Lee studied law at the University of Alabama from 1945 to 1949 and also spent a year as an exchange student in Oxford
Familial ties: Descendent of Confederate General, Robert E. Lee
In 1959, she accompanied Truman Capote to research the homicide of a family in Holcomb, Kansas, in order to write his famous non-fiction crime novel,
In Cold Blood
It was during this time that she published her novel,
To Kill a Mockingbird
Novel was published in 1960
Won Pulitzer in 1961
Film adaptation in 1962
The setting of the novel takes place in Maycomb, Alabama during the 1930's depression
Maycomb is a depressed town suffering from the fallout of economic instability
Maycomb is fictional; she bases the setting on her own town of Monroeville
The Setting
Racial inequality was not simply an issue of the South

Jim Crow Laws: - A system of laws that segregated the African race from the White race.
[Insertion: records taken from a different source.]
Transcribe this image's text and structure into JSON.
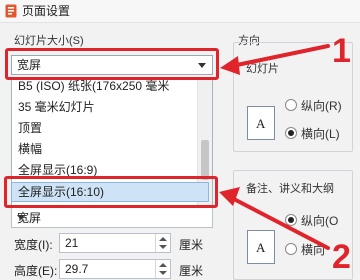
{
  "window": {
    "title": "页面设置"
  },
  "slide_size": {
    "label": "幻灯片大小(S)",
    "selected": "宽屏",
    "options": [
      "B5 (ISO) 纸张(176x250 毫米",
      "35 毫米幻灯片",
      "顶置",
      "横幅",
      "全屏显示(16:9)"
    ],
    "highlighted": "全屏显示(16:10)",
    "lower_value": "宽屏"
  },
  "width": {
    "label": "宽度(I):",
    "value": "21",
    "unit": "厘米"
  },
  "height": {
    "label": "高度(E):",
    "value": "29.7",
    "unit": "厘米"
  },
  "orientation": {
    "section_label": "方向",
    "slides_label": "幻灯片",
    "portrait_label": "纵向(R)",
    "landscape_label": "横向(L)",
    "notes_label": "备注、讲义和大纲",
    "notes_portrait_label": "纵向(O",
    "notes_landscape_label": "横向",
    "page_icon_letter": "A"
  },
  "annotations": {
    "badge_1": "1",
    "badge_2": "2"
  },
  "colors": {
    "annotation_red": "#e0242b",
    "highlight": "#cfe3f7"
  }
}
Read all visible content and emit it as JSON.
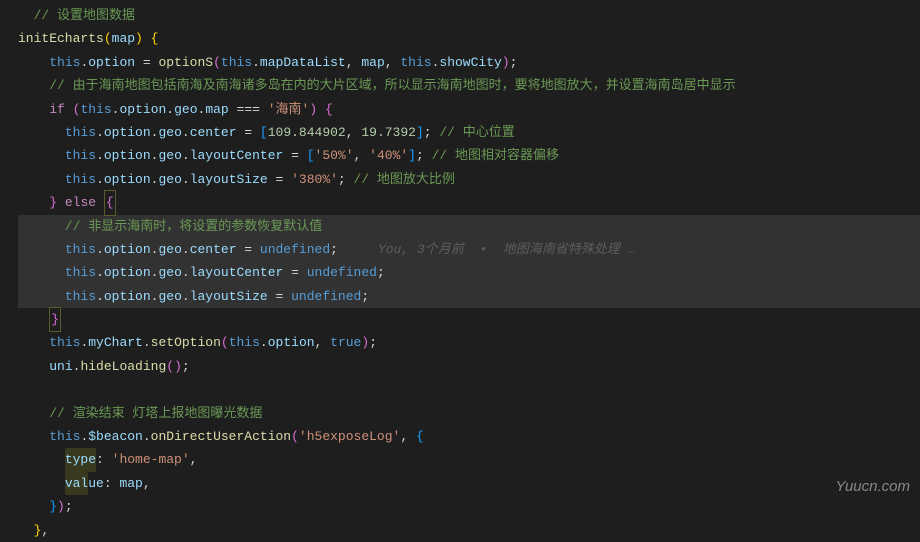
{
  "watermark": "Yuucn.com",
  "gitlens": {
    "author": "You",
    "when": "3个月前",
    "sep": "•",
    "msg": "地图海南省特殊处理 …"
  },
  "lines": {
    "l1_comment": "  // 设置地图数据",
    "l2_func": "initEcharts",
    "l2_param": "map",
    "l3_assign1": "option",
    "l3_fn": "optionS",
    "l3_a1": "mapDataList",
    "l3_a2": "map",
    "l3_a3": "showCity",
    "l4_comment": "    // 由于海南地图包括南海及南海诸多岛在内的大片区域，所以显示海南地图时，要将地图放大，并设置海南岛居中显示",
    "l5_if": "if",
    "l5_opt": "option",
    "l5_geo": "geo",
    "l5_map": "map",
    "l5_str": "'海南'",
    "l6_center": "center",
    "l6_n1": "109.844902",
    "l6_n2": "19.7392",
    "l6_c": "// 中心位置",
    "l7_layoutCenter": "layoutCenter",
    "l7_s1": "'50%'",
    "l7_s2": "'40%'",
    "l7_c": "// 地图相对容器偏移",
    "l8_layoutSize": "layoutSize",
    "l8_s": "'380%'",
    "l8_c": "// 地图放大比例",
    "l9_else": "else",
    "l10_c": "      // 非显示海南时，将设置的参数恢复默认值",
    "l11_undef": "undefined",
    "l13_myChart": "myChart",
    "l13_setOption": "setOption",
    "l13_true": "true",
    "l14_uni": "uni",
    "l14_hide": "hideLoading",
    "l16_c": "    // 渲染结束 灯塔上报地图曝光数据",
    "l17_beacon": "$beacon",
    "l17_action": "onDirectUserAction",
    "l17_s": "'h5exposeLog'",
    "l18_type": "type",
    "l18_v": "'home-map'",
    "l19_value": "value",
    "l19_v": "map"
  }
}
It inherently barred from equal status, thus perpetuating inequality.

-The term Jim Crow originated in the 1830s in a song and
dance performance entitled “Jim Crow,” written by
Daddy Rice
, in which a white entertainer painted his face black using burnt cork to resemble a black man:

-How the term came to be synonymous with the segregated South is unknown; perhaps, the unfair parody created by
Daddy Rice symbolizes the inequality of the early to mid 20th (1900s) century.
The Cycle of Racism
Racism is Taught
The following was created by students for an English class (most likely similar to one you're in right now!).
3. Tolerance and Empathy
1. Good vs. Evil
2. Prejudice (the existence of social inequality)
racial
social
gender
religious
Guilt and Innocence and Coming of Age
Education, the Importance of Moral Education (Knowledge and Ignorance)
Courage (bravery and cowardice) 
Essential Questions:

1. What is the true meaning of courage?


2. Why is a moral education as important as an academic education?


3. How does prejudice and discrimination exploit certain populations of society?


4. How can empathy and tolerance be used to combat the societal ills?
Calpurnia
The Finch's housekeeper and mother
figure to Jem and Scout.
Miss Maudie
Neighbor to the Finch family; provides advice and guidance to Jem and Scout; is a strong feminine character and presence throughout the novel.
Images for this presentation were retrieved from
Google Images.
All videos used for this presentation were retrieved from
YouTube.
All literature is
gossip.
parents
media
education
agreed upon social values
social codes
Socialization
Institutional and Cultural Socialization
Reinforced messages from
Institutions
Church
Schools
TV
Legal Systems
Business
Culture
Practices
Music
Language
Media
Pattern of Thought
Results
Dissonance
Anger
Dehumanization
Guilt
Violence
Inconsistency
Ignorance
Silence
Born into a world where the cycle is in place
History
Habit
Tradition
Biases
Stereotypes
Prejudices
Why?
Limited Information
No Information
Misinformation
Core Causes
Fear
Ignorance
Confusion
Insecurity
Full transcript